• TASK:
What you return must match the records exactly, with every line included.

• WORKING DATA:

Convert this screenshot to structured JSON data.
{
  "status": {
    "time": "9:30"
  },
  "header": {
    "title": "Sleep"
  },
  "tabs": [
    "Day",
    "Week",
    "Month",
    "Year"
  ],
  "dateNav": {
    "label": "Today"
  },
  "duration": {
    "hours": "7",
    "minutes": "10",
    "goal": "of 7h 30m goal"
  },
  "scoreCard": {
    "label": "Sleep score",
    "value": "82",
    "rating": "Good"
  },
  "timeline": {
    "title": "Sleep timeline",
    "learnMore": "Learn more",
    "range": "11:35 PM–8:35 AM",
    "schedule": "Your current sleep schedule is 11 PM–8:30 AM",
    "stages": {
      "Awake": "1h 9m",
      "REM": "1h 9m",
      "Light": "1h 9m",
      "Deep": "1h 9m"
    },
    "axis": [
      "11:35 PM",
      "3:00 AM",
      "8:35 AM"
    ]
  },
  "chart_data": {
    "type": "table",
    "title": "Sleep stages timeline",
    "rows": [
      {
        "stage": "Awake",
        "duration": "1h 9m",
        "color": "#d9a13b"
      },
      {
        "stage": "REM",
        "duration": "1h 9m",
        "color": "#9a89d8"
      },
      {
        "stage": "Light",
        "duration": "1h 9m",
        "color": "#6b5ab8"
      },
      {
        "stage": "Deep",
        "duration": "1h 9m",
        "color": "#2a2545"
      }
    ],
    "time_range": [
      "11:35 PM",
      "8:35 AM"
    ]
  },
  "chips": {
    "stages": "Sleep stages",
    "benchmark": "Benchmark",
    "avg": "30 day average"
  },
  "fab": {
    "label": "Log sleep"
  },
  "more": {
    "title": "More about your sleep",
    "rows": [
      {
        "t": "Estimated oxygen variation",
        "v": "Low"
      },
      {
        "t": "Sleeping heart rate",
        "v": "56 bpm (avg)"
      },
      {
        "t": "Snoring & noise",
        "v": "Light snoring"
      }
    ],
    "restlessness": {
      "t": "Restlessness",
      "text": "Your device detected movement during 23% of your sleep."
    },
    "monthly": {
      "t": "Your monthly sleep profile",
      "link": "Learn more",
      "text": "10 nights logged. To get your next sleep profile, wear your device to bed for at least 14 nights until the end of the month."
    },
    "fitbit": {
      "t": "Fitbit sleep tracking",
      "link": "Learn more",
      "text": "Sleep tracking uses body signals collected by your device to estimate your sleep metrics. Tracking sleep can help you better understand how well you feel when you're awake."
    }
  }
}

• RESPONSE:
Convert this screenshot to structured JSON data.
{
  "status": {
    "time": "9:30"
  },
  "header": {
    "title": "Sleep"
  },
  "tabs": [
    "Day",
    "Week",
    "Month",
    "Year"
  ],
  "dateNav": {
    "label": "Today"
  },
  "duration": {
    "hours": "7",
    "minutes": "10",
    "goal": "of 7h 30m goal"
  },
  "scoreCard": {
    "label": "Sleep score",
    "value": "82",
    "rating": "Good"
  },
  "timeline": {
    "title": "Sleep timeline",
    "learnMore": "Learn more",
    "range": "11:35 PM–8:35 AM",
    "schedule": "Your current sleep schedule is 11 PM–8:30 AM",
    "stages": {
      "Awake": "1h 9m",
      "REM": "1h 9m",
      "Light": "1h 9m",
      "Deep": "1h 9m"
    },
    "axis": [
      "11:35 PM",
      "3:00 AM",
      "8:35 AM"
    ]
  },
  "chart_data": {
    "type": "table",
    "title": "Sleep stages timeline",
    "rows": [
      {
        "stage": "Awake",
        "duration": "1h 9m",
        "color": "#d9a13b"
      },
      {
        "stage": "REM",
        "duration": "1h 9m",
        "color": "#9a89d8"
      },
      {
        "stage": "Light",
        "duration": "1h 9m",
        "color": "#6b5ab8"
      },
      {
        "stage": "Deep",
        "duration": "1h 9m",
        "color": "#2a2545"
      }
    ],
    "time_range": [
      "11:35 PM",
      "8:35 AM"
    ]
  },
  "chips": {
    "stages": "Sleep stages",
    "benchmark": "Benchmark",
    "avg": "30 day average"
  },
  "fab": {
    "label": "Log sleep"
  },
  "more": {
    "title": "More about your sleep",
    "rows": [
      {
        "t": "Estimated oxygen variation",
        "v": "Low"
      },
      {
        "t": "Sleeping heart rate",
        "v": "56 bpm (avg)"
      },
      {
        "t": "Snoring & noise",
        "v": "Light snoring"
      }
    ],
    "restlessness": {
      "t": "Restlessness",
      "text": "Your device detected movement during 23% of your sleep."
    },
    "monthly": {
      "t": "Your monthly sleep profile",
      "link": "Learn more",
      "text": "10 nights logged. To get your next sleep profile, wear your device to bed for at least 14 nights until the end of the month."
    },
    "fitbit": {
      "t": "Fitbit sleep tracking",
      "link": "Learn more",
      "text": "Sleep tracking uses body signals collected by your device to estimate your sleep metrics. Tracking sleep can help you better understand how well you feel when you're awake."
    }
  }
}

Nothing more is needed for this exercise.